Cat encourages these customers to use the machine as they normally would and incorporate any feedback they supply into manufacturing the production model. Cat also mounts a black box called a Super Comm 2 to the top of these field test machines that ties into the electrical architecture of the machine.

“Every channel that’s being measured just to run the machine—system pressures, currents, voltages fan speeds, engine speeds, accelerations—all of that information goes to that box,” Rummel says.

The box contains a cellular modem which transmits data back to Cat where it can be accessed by engineers, allowing them to monitor the machine’s performance throughout the field trials.

Once those customer trials are complete, the model enters NPI or the New Product Introduction phase.

At this point the engineers head to the factory and oversee the assembly of several units a few months before they hit the full assembly line. “What that does is it validates all that goes on in the factory. Can they build this machine to the same qualifications that we want?” Rummel explains. “And then we take those machines and send them out to customers as well. And they continue to run through production and we’ll monitor them to see if there’s any issues.”

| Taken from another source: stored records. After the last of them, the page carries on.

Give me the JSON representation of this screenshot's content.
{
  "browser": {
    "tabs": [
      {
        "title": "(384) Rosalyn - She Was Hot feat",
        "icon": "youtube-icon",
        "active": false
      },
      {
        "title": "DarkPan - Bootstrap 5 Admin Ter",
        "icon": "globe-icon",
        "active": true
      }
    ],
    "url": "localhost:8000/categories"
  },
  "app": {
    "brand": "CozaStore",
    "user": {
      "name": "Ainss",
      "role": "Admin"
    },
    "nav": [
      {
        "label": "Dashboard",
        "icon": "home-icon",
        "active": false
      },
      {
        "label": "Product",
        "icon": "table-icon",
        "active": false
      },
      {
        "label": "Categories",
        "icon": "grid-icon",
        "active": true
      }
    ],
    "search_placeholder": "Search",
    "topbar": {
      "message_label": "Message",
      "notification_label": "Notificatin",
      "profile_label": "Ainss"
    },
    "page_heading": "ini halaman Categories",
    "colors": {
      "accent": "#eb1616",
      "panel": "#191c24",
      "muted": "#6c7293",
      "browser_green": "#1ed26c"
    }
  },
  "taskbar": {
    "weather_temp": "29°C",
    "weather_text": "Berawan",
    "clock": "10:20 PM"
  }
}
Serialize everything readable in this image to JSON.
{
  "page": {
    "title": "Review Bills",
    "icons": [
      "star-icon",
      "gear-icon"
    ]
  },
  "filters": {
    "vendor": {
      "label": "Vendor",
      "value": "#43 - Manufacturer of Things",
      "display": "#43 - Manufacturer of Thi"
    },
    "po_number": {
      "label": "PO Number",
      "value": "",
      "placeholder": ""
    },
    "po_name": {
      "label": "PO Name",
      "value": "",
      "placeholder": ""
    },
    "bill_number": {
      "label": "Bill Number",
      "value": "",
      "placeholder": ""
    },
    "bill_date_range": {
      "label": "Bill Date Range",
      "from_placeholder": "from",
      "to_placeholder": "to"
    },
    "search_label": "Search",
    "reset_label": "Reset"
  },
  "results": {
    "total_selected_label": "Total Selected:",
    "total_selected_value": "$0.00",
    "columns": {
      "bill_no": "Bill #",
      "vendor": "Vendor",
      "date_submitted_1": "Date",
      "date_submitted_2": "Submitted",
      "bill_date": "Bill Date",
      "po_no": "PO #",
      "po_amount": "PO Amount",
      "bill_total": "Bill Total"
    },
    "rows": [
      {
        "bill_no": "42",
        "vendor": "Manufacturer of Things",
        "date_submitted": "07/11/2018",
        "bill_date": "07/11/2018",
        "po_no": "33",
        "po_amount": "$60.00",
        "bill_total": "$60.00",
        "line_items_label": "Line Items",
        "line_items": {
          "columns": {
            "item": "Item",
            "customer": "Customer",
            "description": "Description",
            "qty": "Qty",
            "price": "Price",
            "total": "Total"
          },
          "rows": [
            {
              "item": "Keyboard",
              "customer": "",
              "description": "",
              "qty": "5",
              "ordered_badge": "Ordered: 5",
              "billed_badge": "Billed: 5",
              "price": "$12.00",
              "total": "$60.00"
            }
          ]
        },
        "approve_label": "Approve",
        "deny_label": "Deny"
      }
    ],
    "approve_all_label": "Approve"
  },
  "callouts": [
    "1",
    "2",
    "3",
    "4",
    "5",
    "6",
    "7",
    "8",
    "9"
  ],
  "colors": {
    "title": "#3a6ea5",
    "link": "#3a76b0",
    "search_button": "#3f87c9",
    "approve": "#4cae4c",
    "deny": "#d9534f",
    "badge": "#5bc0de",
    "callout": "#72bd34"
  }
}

Once production of the machine has begun, doesn’t mean the life of those old pilot machines is over.

“This machine continues to stay here at the proving grounds and any issues [the customers] come up with I go out in this machine and see if I can replicate the issue. …And any fixes we have we validate them and send them along to the customer,” Rummel says.

The 637K is a machine six years in the making. And though production will begin in the next few weeks, Rummel says his pilot unit will remain his home away from home.